Results

After treatment, all parameters in the 24-h ABPM and the elasticity of the carotid artery (β, Ep, AC and PVWβ) were markedly improved, the level of NO was increased, and ET-1 was decreased in both groups as compared with values before treatment (P<0.05 or P<0.01). Further, the improvements in the ratio of T/P of SBP & DBP and in the level of NO and ET-1 in the treatment group were more signifificant than those in the control group (P<0.05). There were no signifificant differences in all parameters in the ABPM monitoring and the elasticity of the carotid artery, the recovery of blood pressure circadian rhythm, and the therapeutic effect of antihypertension in EH patients between the two groups (P>0.05).

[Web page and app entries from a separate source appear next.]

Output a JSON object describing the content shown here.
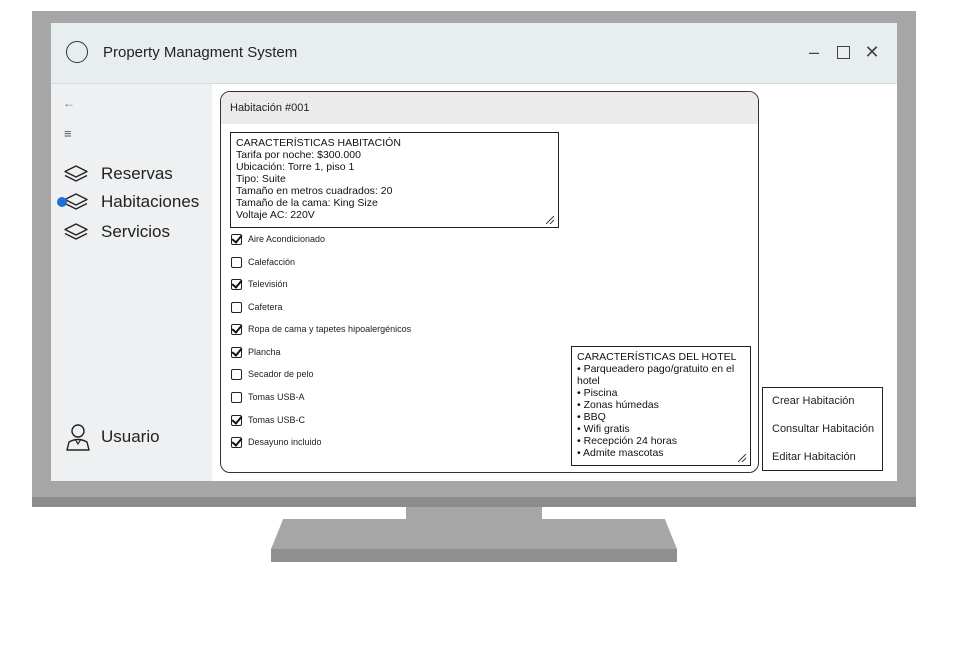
{
  "window": {
    "title": "Property Managment System"
  },
  "sidebar": {
    "back_label": "←",
    "menu_label": "≡",
    "items": [
      {
        "label": "Reservas",
        "icon": "layers-icon",
        "active": false
      },
      {
        "label": "Habitaciones",
        "icon": "layers-icon",
        "active": true
      },
      {
        "label": "Servicios",
        "icon": "layers-icon",
        "active": false
      }
    ],
    "user": {
      "label": "Usuario",
      "icon": "user-icon"
    }
  },
  "panel": {
    "title": "Habitación #001",
    "room_characteristics": [
      "CARACTERÍSTICAS HABITACIÓN",
      "Tarifa por noche: $300.000",
      "Ubicación: Torre 1, piso 1",
      "Tipo: Suite",
      "Tamaño en metros cuadrados: 20",
      "Tamaño de la cama: King Size",
      "Voltaje AC: 220V"
    ],
    "amenities": [
      {
        "label": "Aire Acondicionado",
        "checked": true
      },
      {
        "label": "Calefacción",
        "checked": false
      },
      {
        "label": "Televisión",
        "checked": true
      },
      {
        "label": "Cafetera",
        "checked": false
      },
      {
        "label": "Ropa de cama y tapetes hipoalergénicos",
        "checked": true
      },
      {
        "label": "Plancha",
        "checked": true
      },
      {
        "label": "Secador de pelo",
        "checked": false
      },
      {
        "label": "Tomas USB-A",
        "checked": false
      },
      {
        "label": "Tomas USB-C",
        "checked": true
      },
      {
        "label": "Desayuno incluido",
        "checked": true
      }
    ],
    "hotel_characteristics": [
      "CARACTERÍSTICAS DEL HOTEL",
      "• Parqueadero pago/gratuito en el hotel",
      "• Piscina",
      "• Zonas húmedas",
      "• BBQ",
      "• Wifi gratis",
      "• Recepción 24 horas",
      "• Admite mascotas"
    ]
  },
  "actions": {
    "create": "Crear Habitación",
    "consult": "Consultar Habitación",
    "edit": "Editar Habitación"
  },
  "colors": {
    "active_dot": "#1e6fd9",
    "titlebar": "#e8eef0",
    "sidebar": "#eef0f2",
    "monitor": "#a6a6a6"
  }
}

Conclusions

Chinese herbal medicine for CGSHY may lower the blood pressure smoothly and recover the circadian rhythm of blood pressure in EH patients. They may also improve the carotid elasticity of EH patients similar to that of Enalapril. The mechanism of action of Chinese herbs on EH might be related to the regulation of vascular endothelium function.

Keywords

essential hypertensioncircadian rhythm of blood pressureChinese herbal medicine for calming Gan and suppressing hyperactive yangartery elasticity function

Copyright information

© Chinese Association of the Integration of Traditional and Western Medicine and Springer-Verlag Berlin Heidelberg 2011